Byline: DAVID HUNT
For the moment, Gov. Charlie Crist's bumpy political road went smooth.
Nobody said anything about the dreaded "man hug" with President Barack Obama, the one that happened a year ago showing a support of the stimulus plan that doomed Crist with hordes of conservatives. There was little chatter about his declining popularity or how even his political mentor, former U.S. Sen. Connie Mack, had just quit his campaign.
Double-digit unemployment and the economy? Nobody showed up to complain about those issues either.
What formed outside of an auditorium on the Florida State College at Jacksonville South Campus on Saturday was a collective show of thanks from teachers and parents. They cheered as he stepped out of his SUV to host a campaign rally for his U.S. Senate run.
Crist's veto of a controversial and heavily partisan teacher pay bill on Thursday has pumped a new energy into his beleaguered campaign that many political analysts do not yet fully understand. While Crist has made new fans, he's done it in a way that's further boiled many Republicans' disappointment in him.
Some of those new fans - many of the teachers are registered Democrats - won't be able to help him win the Republican primary because they are barred from voting in it. That's helped fuel the speculation that Crist may register to run as an independent by the April 30 deadline.
It's not a given that vetoing a bill will translate into votes or shift the momentum of a Republican primary where Crist was, as of Saturday, a more than 20-percentage-point underdog. And it may not reverse the damage the far-right wing of the party has inflicted on Crist as former Florida House Speaker Marco Rubio has continued to capture conservatives' support in recent months.
"We're in uncharted territory. You can make experts stutter all day long with this one," said Jim Minion, executive director of Florida Prospers, a political action committee that seeks to remove partisanship from public policy debate.
Minion struggled to find a comparison. Mario Piscatella, a St. Johns County-based political consultant who specializes in federal campaigns, said the closest ray of optimism he could offer Crist harkens back to the mid-1990s, when President Bill Clinton went on to secure a second term after being bashed over health care reform and was fighting accusations of infidelity.
For Crist, the situation is far more complicated. It wasn't quite a year ago that his popularity ratings as governor and senate candidate were soaring. Times changed. Credit the economy. Credit the tea party. Nobody's been able to say for sure what tossed Crist's political future into limbo.
"We used to call him 'Teflon Charlie.' Clearly the Teflon wore off but he still has something in there," Piscatella said.
Whatever that something is, people have a renewed curiosity in the Crist for Senate campaign.
"Charlie Crist listened to us. I'm going to listen to him," said John Meeks, a teacher who was among about 100 people who attended Saturday's rally.

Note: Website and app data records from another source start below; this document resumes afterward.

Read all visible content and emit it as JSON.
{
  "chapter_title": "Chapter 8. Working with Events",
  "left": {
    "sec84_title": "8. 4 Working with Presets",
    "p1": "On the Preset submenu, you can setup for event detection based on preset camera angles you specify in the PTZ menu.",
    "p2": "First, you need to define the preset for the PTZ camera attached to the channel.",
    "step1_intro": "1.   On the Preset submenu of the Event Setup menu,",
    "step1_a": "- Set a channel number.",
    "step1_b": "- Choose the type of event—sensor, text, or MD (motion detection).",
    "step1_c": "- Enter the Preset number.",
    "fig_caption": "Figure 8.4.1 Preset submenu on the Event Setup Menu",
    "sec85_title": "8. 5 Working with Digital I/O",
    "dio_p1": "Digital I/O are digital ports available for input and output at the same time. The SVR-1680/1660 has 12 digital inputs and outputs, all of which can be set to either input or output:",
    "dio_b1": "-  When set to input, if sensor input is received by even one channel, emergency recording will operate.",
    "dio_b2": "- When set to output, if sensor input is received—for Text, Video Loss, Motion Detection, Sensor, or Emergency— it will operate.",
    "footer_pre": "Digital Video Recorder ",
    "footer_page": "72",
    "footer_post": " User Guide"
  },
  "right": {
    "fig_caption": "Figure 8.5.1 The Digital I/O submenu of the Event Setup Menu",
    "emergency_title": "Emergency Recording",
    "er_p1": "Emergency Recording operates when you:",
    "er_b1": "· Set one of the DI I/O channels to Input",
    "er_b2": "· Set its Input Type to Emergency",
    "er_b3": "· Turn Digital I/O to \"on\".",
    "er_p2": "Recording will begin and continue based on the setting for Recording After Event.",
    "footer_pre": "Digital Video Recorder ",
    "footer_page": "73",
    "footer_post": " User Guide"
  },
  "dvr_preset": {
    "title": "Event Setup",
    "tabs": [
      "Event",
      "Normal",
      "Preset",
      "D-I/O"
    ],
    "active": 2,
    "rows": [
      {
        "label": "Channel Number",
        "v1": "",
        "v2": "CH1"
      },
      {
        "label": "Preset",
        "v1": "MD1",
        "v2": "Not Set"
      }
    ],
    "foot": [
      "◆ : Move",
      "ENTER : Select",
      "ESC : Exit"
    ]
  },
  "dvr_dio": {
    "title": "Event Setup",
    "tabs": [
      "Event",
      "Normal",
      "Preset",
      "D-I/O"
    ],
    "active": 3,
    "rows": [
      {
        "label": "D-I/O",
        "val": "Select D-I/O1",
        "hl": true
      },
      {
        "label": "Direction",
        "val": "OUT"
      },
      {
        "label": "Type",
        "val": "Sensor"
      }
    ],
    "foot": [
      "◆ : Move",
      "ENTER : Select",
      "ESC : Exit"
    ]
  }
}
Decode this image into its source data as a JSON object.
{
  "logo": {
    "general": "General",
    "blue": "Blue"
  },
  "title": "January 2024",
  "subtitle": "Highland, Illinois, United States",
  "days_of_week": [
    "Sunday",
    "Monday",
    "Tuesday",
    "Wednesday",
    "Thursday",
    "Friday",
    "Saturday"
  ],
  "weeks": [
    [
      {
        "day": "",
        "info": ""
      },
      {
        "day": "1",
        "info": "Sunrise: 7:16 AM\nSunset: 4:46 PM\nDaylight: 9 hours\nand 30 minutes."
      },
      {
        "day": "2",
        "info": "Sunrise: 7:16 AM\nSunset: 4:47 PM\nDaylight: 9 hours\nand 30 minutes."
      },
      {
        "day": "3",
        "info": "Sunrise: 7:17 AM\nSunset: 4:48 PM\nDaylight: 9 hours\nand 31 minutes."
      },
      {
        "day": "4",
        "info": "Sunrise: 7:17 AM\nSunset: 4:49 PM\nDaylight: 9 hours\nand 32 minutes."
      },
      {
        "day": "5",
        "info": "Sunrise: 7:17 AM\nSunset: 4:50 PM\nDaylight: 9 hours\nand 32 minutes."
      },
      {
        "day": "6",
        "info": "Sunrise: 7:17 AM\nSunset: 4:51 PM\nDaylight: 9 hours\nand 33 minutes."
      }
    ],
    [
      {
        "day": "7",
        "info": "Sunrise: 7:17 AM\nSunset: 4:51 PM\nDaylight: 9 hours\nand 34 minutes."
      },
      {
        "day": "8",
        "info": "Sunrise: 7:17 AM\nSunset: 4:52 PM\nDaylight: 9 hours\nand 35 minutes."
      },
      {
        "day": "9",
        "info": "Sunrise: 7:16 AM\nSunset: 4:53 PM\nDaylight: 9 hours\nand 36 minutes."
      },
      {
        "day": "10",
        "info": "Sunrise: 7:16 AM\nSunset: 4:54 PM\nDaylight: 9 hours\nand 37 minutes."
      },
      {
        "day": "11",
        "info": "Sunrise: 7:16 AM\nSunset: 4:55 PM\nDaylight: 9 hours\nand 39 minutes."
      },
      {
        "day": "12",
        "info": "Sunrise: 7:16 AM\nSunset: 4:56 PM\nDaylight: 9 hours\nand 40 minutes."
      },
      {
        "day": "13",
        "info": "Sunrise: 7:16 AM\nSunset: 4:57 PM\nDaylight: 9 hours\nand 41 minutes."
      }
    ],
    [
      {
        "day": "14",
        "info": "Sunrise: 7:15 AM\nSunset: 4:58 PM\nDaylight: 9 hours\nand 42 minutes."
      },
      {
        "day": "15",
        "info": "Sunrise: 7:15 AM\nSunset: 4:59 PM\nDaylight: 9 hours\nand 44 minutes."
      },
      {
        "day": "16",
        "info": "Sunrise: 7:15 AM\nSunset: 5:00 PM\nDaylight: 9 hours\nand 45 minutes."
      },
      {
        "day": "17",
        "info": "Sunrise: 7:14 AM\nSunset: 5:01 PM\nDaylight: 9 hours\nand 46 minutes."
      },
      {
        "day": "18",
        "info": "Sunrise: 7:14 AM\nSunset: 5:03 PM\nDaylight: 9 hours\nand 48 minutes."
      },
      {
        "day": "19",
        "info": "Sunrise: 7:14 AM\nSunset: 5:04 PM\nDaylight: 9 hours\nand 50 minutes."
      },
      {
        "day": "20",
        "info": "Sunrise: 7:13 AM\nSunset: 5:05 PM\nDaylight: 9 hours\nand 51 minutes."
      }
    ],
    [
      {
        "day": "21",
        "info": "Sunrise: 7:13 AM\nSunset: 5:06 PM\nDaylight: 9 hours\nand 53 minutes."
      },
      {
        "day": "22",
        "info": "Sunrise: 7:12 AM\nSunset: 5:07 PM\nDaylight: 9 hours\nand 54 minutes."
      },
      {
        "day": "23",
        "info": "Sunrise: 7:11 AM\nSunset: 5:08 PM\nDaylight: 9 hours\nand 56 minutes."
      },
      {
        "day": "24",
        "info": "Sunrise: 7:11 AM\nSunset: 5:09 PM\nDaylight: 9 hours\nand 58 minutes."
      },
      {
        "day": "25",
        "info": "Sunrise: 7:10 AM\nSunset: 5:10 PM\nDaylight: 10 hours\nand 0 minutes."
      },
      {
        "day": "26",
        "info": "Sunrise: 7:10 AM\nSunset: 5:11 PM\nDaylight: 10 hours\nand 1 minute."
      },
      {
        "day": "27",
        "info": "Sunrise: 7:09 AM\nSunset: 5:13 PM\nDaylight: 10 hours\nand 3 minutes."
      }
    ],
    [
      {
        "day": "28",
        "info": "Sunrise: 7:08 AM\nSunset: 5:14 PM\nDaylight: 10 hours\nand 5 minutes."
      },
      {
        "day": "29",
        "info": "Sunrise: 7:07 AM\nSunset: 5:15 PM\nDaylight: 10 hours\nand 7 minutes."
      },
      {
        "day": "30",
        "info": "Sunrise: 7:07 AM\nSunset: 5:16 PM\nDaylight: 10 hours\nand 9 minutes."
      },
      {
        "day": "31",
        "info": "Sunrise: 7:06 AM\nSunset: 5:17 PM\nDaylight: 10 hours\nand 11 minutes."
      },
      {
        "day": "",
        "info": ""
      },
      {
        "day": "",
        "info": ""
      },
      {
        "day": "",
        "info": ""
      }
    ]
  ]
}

Most everyone waited at the door to greet him. Sixteen people, all Democrats and third-party voters, signed GOP switch cards at the event, meaning they've gone Republican so that they can vote for Crist in the Aug. 24 Republican primary.
"Anybody who has a conscience- whether they're Republican or Democrat - needs to support what's best for the state," said Susan Beauchamp, a school counselor.
School Board member Vicki Drake said she still hadn't made up her mind about Crist as a senator, but she thinks the veto will net Crist some votes.
"He went out on a limb to do this," she said. "It is important to listen to the voters."
Dave Baldwin, who has a son at Pine Forest Elementary School, was critical of Crist, saying he thinks the governor changes his mind too often. …